Elizabeth Warren says her parents had to elope because she was part Cherokee and part Delaware.
This entire situation is worse than I had thought. pic.twitter.com/E87HDB3Qqo
— 🌹 (@AlytaDeLeon) September 28, 2019
Here’s a 2012 posting at Legal Insurrection casting doubt on Senator Warren’s “My parents had to elope because my mother was an Indian” theory. The local newspaper article on their wedding portrays her mother as a socially popular daughter of a prominent local businessman.
On the other hand, lots of families have lots of complicated stories. (My go-to illustration of this is that Gerald Ford — the exemplar of a normal All-American man of broad but not overwhelming talents, athletic, legal, and political, — was named Lesley King until he was 3.)
On the other, other hand, most Americans today assume from the black analogy that back in 1932 there must have been some sort of One Drop Rule against intermarriage with anybody with any Indian ancestry. But in 1932, the Vice President of the United States, Charles Curtis, was famously part Indian.

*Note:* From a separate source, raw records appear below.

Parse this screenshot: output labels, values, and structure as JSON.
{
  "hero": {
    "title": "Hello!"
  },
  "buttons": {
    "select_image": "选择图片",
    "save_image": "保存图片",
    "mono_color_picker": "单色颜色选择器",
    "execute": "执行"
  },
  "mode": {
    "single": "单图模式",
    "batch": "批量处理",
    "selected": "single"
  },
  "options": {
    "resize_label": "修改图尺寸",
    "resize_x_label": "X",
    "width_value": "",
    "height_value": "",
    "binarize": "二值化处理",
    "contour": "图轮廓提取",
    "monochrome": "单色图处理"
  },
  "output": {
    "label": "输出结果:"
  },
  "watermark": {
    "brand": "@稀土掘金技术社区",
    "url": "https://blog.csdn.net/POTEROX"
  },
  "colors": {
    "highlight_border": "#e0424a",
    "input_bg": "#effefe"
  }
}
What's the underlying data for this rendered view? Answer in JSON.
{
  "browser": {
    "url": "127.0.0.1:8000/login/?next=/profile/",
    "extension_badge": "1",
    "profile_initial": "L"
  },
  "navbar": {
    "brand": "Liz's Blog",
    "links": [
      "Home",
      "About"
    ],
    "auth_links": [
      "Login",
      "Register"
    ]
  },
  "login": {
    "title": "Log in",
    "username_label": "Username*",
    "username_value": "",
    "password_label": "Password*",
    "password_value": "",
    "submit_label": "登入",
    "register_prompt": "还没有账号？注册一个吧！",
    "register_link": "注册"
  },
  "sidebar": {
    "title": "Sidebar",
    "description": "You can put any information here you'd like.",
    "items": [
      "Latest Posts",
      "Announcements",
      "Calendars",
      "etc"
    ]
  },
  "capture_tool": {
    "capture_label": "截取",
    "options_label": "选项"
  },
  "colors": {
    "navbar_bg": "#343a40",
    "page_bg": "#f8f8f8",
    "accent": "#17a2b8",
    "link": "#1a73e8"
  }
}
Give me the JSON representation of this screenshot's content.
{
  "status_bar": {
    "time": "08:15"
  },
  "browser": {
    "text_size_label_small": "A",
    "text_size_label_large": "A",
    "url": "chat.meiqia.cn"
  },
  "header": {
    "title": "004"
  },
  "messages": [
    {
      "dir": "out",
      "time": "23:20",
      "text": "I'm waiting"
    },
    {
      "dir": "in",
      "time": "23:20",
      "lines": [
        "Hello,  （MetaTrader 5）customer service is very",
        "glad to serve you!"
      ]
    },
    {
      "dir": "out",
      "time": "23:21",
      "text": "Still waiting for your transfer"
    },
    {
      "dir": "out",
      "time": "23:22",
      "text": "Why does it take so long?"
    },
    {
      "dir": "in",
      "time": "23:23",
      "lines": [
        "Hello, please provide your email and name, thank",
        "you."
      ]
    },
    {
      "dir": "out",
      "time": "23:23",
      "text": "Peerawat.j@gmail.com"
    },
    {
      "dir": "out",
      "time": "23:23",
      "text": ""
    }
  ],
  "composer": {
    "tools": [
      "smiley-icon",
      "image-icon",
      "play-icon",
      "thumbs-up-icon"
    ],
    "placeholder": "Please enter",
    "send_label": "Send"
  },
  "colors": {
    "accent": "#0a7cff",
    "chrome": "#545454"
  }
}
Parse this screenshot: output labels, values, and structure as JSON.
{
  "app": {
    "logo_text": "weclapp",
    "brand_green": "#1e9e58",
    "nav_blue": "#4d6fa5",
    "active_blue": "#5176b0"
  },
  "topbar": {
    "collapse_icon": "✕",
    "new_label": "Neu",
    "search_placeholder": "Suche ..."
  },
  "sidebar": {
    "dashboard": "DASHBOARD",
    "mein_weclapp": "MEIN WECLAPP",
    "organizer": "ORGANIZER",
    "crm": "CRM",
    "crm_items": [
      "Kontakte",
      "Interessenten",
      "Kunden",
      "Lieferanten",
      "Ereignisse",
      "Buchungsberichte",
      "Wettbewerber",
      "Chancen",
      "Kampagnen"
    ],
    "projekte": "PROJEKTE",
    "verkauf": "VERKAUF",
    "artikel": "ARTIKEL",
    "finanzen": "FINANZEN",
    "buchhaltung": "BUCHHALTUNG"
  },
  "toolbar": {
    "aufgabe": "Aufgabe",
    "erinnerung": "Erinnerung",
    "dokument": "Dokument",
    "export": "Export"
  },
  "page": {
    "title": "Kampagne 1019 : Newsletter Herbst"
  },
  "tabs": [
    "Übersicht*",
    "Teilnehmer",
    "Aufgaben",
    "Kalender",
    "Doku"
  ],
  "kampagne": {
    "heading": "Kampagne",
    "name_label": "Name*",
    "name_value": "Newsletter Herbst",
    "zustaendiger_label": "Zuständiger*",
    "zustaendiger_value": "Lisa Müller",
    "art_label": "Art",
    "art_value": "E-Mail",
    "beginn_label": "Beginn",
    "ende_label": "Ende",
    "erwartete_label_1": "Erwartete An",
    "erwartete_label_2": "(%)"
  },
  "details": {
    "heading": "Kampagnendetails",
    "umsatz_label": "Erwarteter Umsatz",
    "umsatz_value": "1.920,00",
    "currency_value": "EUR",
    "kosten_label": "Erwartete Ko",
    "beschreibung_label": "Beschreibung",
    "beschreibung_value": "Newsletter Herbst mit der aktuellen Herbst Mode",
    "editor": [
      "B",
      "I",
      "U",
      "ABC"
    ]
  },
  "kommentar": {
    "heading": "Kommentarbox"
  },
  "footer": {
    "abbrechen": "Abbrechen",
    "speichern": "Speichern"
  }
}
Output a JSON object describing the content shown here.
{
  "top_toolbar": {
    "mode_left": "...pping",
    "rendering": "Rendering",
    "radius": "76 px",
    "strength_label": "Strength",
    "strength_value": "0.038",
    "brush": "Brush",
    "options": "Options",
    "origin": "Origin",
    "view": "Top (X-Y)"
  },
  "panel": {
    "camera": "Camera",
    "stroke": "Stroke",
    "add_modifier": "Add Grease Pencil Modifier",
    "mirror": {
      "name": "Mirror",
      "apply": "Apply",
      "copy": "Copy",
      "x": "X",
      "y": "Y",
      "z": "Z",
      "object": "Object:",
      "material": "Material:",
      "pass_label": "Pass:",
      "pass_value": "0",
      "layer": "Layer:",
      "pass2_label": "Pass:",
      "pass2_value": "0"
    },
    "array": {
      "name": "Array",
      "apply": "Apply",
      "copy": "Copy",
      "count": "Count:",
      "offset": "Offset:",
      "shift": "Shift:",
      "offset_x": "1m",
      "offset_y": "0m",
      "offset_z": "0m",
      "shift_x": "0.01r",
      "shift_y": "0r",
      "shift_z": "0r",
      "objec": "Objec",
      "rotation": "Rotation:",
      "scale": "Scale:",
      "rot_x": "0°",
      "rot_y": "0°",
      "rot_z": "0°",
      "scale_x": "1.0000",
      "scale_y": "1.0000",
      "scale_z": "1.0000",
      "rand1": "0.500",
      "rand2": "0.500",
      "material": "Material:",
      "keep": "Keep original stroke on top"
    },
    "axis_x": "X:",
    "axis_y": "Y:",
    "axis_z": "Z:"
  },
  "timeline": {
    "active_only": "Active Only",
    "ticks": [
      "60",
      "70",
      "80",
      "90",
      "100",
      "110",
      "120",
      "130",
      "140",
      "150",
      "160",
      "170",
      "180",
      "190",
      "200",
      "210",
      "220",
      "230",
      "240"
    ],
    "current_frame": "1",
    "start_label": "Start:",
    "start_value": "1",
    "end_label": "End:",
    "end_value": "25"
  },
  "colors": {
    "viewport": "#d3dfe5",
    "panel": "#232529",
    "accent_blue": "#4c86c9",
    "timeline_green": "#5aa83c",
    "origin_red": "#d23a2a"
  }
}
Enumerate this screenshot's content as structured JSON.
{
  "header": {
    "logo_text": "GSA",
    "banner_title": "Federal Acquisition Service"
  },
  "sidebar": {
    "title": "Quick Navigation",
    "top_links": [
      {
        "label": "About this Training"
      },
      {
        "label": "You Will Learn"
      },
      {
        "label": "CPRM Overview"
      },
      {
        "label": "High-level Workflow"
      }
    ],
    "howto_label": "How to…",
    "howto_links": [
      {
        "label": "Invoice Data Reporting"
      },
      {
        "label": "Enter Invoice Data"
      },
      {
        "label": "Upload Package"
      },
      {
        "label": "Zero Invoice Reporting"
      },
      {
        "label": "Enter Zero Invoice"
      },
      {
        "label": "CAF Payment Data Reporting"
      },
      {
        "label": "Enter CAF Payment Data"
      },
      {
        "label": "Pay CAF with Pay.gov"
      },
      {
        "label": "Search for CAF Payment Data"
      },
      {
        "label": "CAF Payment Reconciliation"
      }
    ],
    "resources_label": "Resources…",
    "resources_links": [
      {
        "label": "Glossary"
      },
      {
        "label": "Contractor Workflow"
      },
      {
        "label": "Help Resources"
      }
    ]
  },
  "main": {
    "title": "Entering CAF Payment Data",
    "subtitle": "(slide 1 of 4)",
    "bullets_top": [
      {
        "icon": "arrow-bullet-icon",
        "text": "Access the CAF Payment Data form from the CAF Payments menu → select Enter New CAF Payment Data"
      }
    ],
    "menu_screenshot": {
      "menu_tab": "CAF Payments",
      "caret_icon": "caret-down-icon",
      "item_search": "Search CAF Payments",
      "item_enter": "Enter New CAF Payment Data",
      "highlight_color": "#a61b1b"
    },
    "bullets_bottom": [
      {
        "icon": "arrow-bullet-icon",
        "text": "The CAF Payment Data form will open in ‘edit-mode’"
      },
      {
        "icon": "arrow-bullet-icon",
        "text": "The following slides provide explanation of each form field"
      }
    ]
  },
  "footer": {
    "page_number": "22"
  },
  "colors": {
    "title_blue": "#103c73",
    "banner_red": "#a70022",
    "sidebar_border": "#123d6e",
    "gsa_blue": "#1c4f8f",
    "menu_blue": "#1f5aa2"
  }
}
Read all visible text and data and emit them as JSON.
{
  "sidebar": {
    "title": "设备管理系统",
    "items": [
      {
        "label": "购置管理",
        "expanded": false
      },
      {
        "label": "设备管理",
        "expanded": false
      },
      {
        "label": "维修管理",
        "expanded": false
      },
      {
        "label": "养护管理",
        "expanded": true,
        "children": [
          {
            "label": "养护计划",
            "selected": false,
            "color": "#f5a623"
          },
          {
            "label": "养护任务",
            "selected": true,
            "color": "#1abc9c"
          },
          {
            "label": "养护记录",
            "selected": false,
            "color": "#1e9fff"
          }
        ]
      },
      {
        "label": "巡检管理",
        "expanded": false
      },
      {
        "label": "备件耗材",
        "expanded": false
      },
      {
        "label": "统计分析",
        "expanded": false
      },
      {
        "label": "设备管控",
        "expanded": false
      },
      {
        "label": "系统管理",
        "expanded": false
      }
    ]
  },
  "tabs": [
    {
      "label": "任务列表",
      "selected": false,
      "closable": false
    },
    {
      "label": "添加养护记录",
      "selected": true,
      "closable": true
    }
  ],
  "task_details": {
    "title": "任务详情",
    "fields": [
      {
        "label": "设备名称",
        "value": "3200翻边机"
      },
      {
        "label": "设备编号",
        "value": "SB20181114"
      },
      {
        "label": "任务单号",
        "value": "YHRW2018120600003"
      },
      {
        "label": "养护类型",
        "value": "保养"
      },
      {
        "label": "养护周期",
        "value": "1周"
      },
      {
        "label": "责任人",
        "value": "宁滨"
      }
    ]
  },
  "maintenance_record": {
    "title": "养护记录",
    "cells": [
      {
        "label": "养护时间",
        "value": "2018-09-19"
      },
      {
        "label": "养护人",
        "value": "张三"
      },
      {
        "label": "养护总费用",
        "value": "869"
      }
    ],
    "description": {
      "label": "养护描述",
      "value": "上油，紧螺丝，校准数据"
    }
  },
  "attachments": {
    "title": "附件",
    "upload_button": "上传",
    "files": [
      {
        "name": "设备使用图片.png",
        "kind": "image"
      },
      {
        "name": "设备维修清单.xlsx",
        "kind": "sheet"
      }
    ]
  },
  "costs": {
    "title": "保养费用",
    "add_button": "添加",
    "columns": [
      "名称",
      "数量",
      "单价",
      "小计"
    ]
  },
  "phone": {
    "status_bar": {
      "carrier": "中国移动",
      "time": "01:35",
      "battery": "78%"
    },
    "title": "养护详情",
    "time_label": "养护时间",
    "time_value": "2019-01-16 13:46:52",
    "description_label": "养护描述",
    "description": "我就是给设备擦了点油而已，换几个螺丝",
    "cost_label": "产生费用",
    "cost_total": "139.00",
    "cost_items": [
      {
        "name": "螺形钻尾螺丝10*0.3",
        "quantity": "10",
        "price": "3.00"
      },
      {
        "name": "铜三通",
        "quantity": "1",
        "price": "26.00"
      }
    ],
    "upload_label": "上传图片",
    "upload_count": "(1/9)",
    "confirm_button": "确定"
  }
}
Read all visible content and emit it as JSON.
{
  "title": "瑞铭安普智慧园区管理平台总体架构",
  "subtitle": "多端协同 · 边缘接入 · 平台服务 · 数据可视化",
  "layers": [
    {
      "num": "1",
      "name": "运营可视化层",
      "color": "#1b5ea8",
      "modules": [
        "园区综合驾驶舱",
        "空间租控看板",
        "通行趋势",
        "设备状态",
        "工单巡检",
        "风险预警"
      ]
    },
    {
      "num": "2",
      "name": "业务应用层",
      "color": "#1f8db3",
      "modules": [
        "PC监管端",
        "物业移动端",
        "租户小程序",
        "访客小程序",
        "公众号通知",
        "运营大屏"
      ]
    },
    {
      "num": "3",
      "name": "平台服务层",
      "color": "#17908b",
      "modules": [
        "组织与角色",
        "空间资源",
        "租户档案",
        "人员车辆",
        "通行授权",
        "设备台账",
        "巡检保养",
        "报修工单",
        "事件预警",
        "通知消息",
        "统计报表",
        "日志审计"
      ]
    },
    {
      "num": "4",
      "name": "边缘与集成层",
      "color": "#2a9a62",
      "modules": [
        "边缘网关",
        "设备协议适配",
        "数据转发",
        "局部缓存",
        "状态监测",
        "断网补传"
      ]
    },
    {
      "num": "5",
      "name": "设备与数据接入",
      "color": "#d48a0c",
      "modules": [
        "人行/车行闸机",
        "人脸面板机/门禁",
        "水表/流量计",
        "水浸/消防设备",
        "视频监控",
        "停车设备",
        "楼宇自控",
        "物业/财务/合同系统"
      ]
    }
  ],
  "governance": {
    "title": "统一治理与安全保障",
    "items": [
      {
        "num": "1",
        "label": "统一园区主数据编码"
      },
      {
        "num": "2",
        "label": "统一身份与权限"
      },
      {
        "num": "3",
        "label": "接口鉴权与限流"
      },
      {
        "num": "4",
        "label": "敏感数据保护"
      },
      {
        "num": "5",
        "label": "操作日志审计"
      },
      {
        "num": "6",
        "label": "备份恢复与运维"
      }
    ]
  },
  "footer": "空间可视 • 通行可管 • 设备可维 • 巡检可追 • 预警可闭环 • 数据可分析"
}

Similarly, one of the first two Senators Oklahoma sent to Washington in 1907, Robert L. Owen, was famously part Cherokee and had won a $5 million judgement against the U.S. government for the Trail of Tears.
So, there was, in general, very little social detriment to being a tiny bit American Indian in the U.S. in the first half of the 20th Century. On the other hand, perhaps Senator Warren’s father’s parents had old-fashioned views dating back to the Indian Wars? (Anti-Indianism had largely died out by 1932 and been replaced by Indianphilia, but hatred of Indians was common in the 19th Century among Westerners who’d had to deal with them. For example, Mark Twain was fairly pro-black but he absolutely hated Indians.)
Or perhaps “Indian” was a euphemism for a more direct problem in her mother’s family, such as too great of a taste for firewater?
Let me offer a different line of speculation: as a law professor, Professor Warren was intimately acquainted with the endless arguments over affirmative action, such as the Supreme Court’s famous Bakke decision of 1978. So her statements that she was just identifying as an American Indian so she might be invited to join a social club of Indians are silly. Affirmative action was a huge issue in the law at the time she identified herself officially on forms as American Indian.
What’s more possible is that as somebody who started out as a Republican, not changing her registration to Democrat until 1996, that she was, in effect, trolling the affirmative action system by pointing out the absurdity in the system that even she could claim to be worthy of affirmative action.
Lots of people on the right say that you should just check off Native American on your forms because you were born here, right, and how are they going to prove you are not American Indian? What’s the minimum cutoff level of ancestry needed? Exacerbate the Contradictions!
Warren was ideologically affiliated with Richard Posner’s “Law and Economics” movement up until she researched consumer bankruptcies in the mid-1980s, so hostility toward affirmative action would not have been implausible.